-- Data --
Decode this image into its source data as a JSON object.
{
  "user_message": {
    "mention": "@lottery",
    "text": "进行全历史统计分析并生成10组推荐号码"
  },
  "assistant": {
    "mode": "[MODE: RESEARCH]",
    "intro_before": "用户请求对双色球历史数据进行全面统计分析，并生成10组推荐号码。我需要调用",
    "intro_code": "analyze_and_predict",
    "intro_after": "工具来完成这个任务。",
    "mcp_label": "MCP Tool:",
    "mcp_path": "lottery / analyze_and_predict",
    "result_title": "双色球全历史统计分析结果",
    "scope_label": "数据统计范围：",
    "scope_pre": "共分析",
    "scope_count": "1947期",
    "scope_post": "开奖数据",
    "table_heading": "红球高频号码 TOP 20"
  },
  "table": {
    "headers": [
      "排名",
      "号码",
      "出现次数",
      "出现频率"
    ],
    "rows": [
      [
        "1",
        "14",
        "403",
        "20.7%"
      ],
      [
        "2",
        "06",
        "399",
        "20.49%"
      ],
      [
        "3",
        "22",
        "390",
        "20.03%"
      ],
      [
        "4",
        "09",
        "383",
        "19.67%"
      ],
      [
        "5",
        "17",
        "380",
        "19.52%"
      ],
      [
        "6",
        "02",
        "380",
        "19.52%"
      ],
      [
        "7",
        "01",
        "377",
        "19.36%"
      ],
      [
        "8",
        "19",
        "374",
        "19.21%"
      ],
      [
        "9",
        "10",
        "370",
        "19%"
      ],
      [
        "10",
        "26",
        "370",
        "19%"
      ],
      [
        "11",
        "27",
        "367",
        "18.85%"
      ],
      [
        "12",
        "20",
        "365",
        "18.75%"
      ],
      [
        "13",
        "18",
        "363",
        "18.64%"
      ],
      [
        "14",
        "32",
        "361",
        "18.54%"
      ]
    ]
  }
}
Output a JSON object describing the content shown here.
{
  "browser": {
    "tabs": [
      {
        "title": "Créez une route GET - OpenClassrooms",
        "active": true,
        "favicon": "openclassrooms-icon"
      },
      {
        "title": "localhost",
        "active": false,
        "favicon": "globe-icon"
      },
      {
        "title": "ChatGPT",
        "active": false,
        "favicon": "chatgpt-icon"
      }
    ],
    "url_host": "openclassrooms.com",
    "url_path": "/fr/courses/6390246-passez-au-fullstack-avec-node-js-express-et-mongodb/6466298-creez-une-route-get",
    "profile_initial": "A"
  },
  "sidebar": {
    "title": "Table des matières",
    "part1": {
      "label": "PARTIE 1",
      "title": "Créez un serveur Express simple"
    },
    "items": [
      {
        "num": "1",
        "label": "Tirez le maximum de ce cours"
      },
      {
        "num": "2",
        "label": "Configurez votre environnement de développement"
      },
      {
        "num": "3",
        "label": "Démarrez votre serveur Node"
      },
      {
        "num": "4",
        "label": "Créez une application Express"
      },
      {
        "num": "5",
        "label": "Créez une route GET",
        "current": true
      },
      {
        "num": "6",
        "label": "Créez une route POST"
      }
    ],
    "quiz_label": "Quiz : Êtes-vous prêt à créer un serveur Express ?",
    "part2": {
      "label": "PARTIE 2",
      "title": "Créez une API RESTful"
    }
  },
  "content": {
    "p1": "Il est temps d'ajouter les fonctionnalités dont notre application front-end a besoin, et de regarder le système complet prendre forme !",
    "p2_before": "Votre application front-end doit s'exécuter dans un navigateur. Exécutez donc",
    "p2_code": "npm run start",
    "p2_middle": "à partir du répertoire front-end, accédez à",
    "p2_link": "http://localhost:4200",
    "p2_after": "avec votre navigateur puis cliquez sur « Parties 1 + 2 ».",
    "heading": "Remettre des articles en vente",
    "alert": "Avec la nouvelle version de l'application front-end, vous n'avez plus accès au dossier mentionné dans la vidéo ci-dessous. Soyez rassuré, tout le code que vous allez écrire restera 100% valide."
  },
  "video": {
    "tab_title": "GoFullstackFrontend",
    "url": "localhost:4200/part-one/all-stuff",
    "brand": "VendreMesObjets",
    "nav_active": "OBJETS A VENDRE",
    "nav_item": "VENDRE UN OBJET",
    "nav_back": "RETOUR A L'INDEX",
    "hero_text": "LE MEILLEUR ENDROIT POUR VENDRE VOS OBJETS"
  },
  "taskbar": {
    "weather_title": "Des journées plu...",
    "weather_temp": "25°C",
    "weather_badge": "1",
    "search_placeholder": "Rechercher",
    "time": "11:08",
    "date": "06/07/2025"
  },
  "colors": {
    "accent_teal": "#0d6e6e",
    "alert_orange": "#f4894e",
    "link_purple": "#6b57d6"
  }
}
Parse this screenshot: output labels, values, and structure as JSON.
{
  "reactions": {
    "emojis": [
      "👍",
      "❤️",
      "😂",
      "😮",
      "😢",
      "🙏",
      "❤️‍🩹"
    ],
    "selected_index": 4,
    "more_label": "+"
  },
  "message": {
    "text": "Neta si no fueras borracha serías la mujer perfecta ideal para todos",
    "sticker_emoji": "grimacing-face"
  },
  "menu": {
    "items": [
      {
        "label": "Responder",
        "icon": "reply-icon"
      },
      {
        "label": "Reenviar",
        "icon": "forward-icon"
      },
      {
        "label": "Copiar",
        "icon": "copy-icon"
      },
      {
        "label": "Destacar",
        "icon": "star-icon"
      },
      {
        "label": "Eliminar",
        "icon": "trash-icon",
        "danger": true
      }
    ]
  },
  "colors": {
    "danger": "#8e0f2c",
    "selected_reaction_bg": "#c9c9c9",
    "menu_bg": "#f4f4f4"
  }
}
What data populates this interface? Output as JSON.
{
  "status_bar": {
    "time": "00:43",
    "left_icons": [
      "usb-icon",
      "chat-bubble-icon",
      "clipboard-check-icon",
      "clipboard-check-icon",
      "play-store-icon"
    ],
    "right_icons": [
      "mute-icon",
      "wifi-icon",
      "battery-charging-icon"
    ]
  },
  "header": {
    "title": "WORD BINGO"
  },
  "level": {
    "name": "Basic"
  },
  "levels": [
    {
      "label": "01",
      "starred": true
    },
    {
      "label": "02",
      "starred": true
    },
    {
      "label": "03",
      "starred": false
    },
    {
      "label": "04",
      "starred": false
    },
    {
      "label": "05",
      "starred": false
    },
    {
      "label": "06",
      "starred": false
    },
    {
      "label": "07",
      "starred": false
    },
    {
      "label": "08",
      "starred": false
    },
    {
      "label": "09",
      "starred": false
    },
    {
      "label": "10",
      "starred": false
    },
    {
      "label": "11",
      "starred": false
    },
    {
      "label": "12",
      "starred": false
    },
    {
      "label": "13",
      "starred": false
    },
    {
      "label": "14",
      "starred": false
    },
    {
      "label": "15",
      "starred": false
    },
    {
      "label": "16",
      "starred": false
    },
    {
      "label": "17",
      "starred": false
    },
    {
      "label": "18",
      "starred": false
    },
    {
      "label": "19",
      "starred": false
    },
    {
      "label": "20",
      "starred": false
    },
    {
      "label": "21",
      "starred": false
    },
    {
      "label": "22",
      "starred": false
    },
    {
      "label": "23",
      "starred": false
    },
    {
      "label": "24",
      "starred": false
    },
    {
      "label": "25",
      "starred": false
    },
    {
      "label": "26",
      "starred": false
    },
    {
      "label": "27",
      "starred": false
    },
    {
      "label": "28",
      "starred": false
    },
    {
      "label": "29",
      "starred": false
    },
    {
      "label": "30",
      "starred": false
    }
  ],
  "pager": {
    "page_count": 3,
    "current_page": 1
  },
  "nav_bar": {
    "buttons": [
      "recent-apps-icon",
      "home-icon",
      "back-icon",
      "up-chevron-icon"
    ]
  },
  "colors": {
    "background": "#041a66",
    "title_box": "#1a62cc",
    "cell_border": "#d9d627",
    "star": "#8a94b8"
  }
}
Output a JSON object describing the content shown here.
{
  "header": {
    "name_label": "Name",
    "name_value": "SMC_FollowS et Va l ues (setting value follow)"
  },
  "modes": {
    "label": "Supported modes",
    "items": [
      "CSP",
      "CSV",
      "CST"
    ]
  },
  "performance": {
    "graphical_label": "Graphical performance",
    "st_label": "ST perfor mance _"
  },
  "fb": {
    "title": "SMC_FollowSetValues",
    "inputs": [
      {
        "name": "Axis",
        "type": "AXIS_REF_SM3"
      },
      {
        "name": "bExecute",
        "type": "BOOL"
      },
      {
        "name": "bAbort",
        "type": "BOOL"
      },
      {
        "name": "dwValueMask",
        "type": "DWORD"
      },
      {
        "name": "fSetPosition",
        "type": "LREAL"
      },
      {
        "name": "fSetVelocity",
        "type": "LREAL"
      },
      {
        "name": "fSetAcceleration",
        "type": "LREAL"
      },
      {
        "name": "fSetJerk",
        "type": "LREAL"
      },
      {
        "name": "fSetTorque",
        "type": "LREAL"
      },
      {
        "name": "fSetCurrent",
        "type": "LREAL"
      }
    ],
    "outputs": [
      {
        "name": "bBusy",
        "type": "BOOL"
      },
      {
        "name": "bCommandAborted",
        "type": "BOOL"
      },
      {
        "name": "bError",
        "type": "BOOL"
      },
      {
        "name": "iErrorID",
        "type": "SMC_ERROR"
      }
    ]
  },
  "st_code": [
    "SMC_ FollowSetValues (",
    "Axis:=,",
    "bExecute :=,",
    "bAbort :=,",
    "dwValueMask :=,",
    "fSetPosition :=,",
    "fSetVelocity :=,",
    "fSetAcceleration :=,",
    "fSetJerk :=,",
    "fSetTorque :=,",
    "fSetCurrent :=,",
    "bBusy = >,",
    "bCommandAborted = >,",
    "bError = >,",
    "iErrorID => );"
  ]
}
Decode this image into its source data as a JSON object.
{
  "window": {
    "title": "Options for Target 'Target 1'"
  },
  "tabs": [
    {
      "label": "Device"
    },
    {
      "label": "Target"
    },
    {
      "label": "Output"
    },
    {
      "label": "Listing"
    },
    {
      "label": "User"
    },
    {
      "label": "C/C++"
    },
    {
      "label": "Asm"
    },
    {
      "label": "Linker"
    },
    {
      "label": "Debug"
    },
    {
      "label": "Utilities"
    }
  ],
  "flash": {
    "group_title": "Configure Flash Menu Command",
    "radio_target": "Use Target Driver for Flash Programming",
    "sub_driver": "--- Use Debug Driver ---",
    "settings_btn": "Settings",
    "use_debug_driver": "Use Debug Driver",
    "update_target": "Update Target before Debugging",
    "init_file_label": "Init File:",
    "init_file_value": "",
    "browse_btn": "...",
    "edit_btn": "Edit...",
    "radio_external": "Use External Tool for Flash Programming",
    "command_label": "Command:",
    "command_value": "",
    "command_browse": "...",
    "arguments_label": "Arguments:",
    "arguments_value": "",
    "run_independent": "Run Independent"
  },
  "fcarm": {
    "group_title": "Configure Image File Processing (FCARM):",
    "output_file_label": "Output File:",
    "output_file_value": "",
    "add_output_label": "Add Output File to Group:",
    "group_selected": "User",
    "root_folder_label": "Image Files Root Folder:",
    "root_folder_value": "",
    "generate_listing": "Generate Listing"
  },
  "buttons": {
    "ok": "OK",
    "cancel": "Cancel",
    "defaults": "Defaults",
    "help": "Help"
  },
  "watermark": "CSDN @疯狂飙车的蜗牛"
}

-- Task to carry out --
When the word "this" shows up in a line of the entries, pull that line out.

-- Your solution --
Decode this image into its source data as a JSON object.
Parse this screenshot: output labels, values, and structure as JSON.
What data populates this interface? Output as JSON.
Decode this image into its source data as a JSON object.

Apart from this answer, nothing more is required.